Since phone lines were jammed, Geiger said he didn’t learn his father was safe until later that day.

“I went on to class and when I got there, the state police were shutting everything down,” he said.

Geiger said police and swat teams were checking roads and tunnels, even closing down the subway. The soldier said the attacks prompted him to alter his career plans, though it was a few years before he turned to the Army. He initially served the public as a first responder.

“I actually dropped out of school because I wanted to be a police officer in New York City,” Geiger said. “I found a job as an emergency medical technician. The interview process for the NYPD was taking forever. I wanted to help as soon as possible.”  He worked as an EMT for Long Branch, N.J., before he enlisted in 2007.

Geiger said his father is the main reason he joined the military.

“I went in with the intent to deploy to Afghanistan,” he said. “It was a revenge thing. I wanted to do my part to put a stop to all this.”

Geiger deployed to Afghanistan in 2008. He said the mission there is not yet complete and the American military should continue to “hold a presence” there.

He said he often thinks about how the world has changed since 9/11.

“I feel the change that has taken place is necessary. But I feel bad for the kids growing up today,” Geiger said. “We didn’t have much to worry about growing up and now these kids are facing some very serious decisions.”

Fusek, 31, didn’t join the military until 2005, but said he was “inspired to join” by the attacks. He currently is assigned to 3rd Battalion, 7th Infantry Regiment, 4th IBCT, 3rd ID.

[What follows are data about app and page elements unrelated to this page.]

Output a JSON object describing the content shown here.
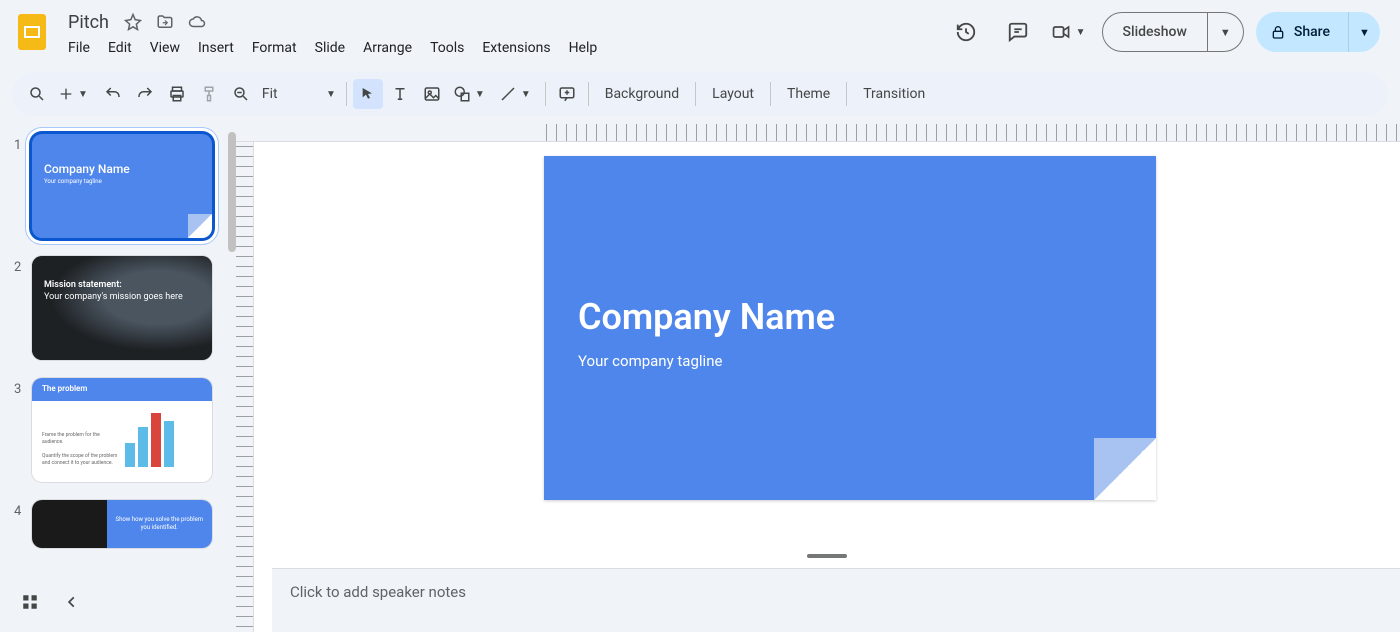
{
  "header": {
    "doc_title": "Pitch",
    "menu": [
      "File",
      "Edit",
      "View",
      "Insert",
      "Format",
      "Slide",
      "Arrange",
      "Tools",
      "Extensions",
      "Help"
    ],
    "slideshow_label": "Slideshow",
    "share_label": "Share"
  },
  "toolbar": {
    "zoom_label": "Fit",
    "background_label": "Background",
    "layout_label": "Layout",
    "theme_label": "Theme",
    "transition_label": "Transition"
  },
  "filmstrip": {
    "slides": [
      {
        "num": "1",
        "title": "Company Name",
        "sub": "Your company tagline"
      },
      {
        "num": "2",
        "title": "Mission statement:",
        "sub": "Your company's mission goes here"
      },
      {
        "num": "3",
        "title": "The problem",
        "line1": "Frame the problem for the audience.",
        "line2": "Quantify the scope of the problem and connect it to your audience."
      },
      {
        "num": "4",
        "text": "Show how you solve the problem you identified."
      }
    ]
  },
  "canvas": {
    "title": "Company Name",
    "subtitle": "Your company tagline"
  },
  "notes": {
    "placeholder": "Click to add speaker notes"
  }
}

Fusek was at work at a window factory in Milwaukee, Wis., on Sept. 11, 2001. 

“We always listened to the radio in the shop and a news alert broke into whatever program we were listening to at the time. Everyone stopped what they were doing and listened to the news cast,” he remembered.

“I had wanted to join the military when I was younger but I got comfortable with my spot in life,” Fusek continued. “But of course, after 9/11, along with everybody else, I watched the war unfold.”

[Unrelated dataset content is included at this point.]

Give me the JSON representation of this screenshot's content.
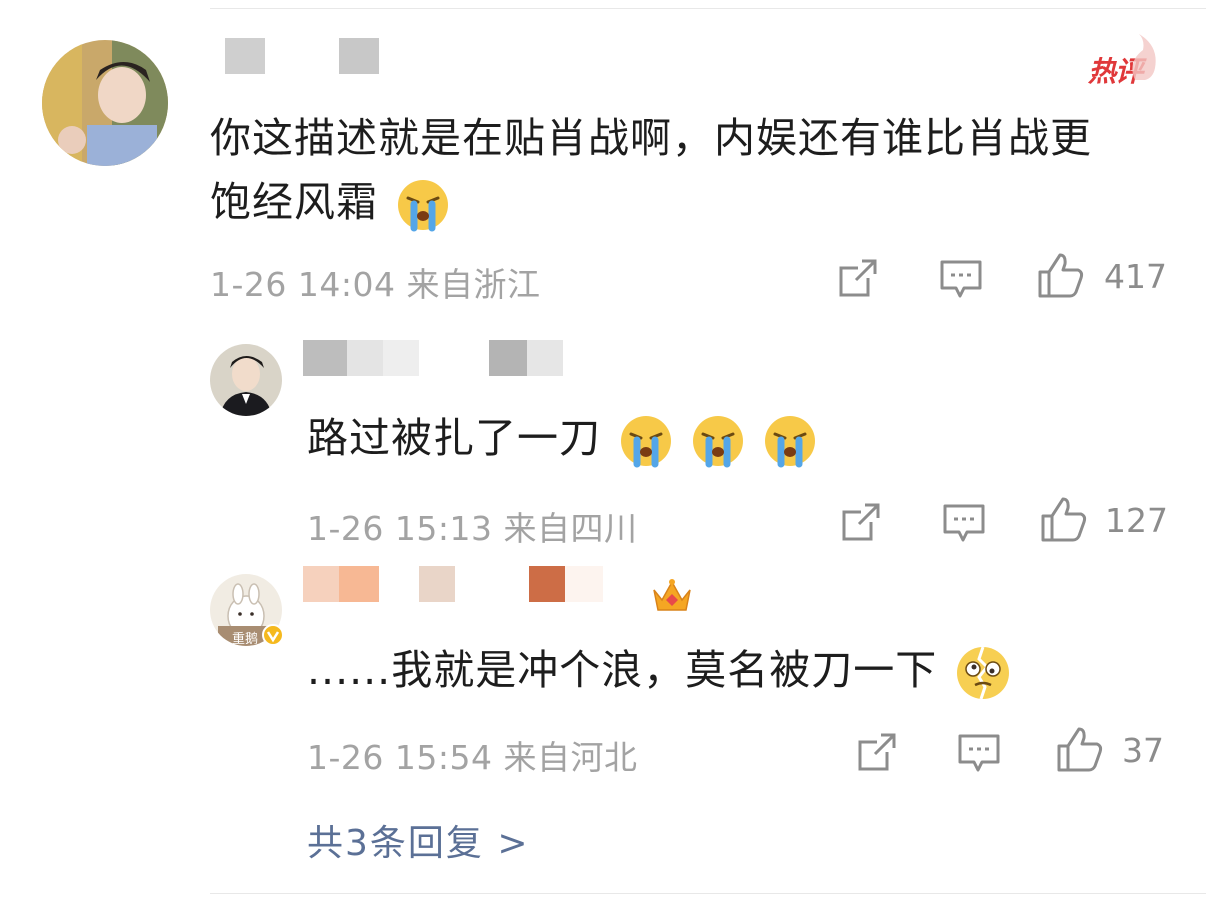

He finally decided to see a recruiter. Fusek said he felt compelled to serve.

The 4th Brigade soldier did not deploy to Iraq with the 3rd ID last year. He previously deployed to Iraq twice with the 25th Infantry out of Hawaii, Fusek said.

“I deployed in 2006-2007 and again in 2008-2009,” he said.

Fusek said he was his company commander’s driver during both deployments.

“We went to many villages where the people hadn’t seen American forces for a long time,” he said. “We handed out school supplies, food and seed; we rebuilt some of the schools in both the city of Kirkuk during my first deployment and again in the city of Samarra during my second deployment.”

Fusek said troops showed the Iraqis they were there to help rebuild the country and ease their return to normal lives free of conflict.

Sign up for our e-newsletters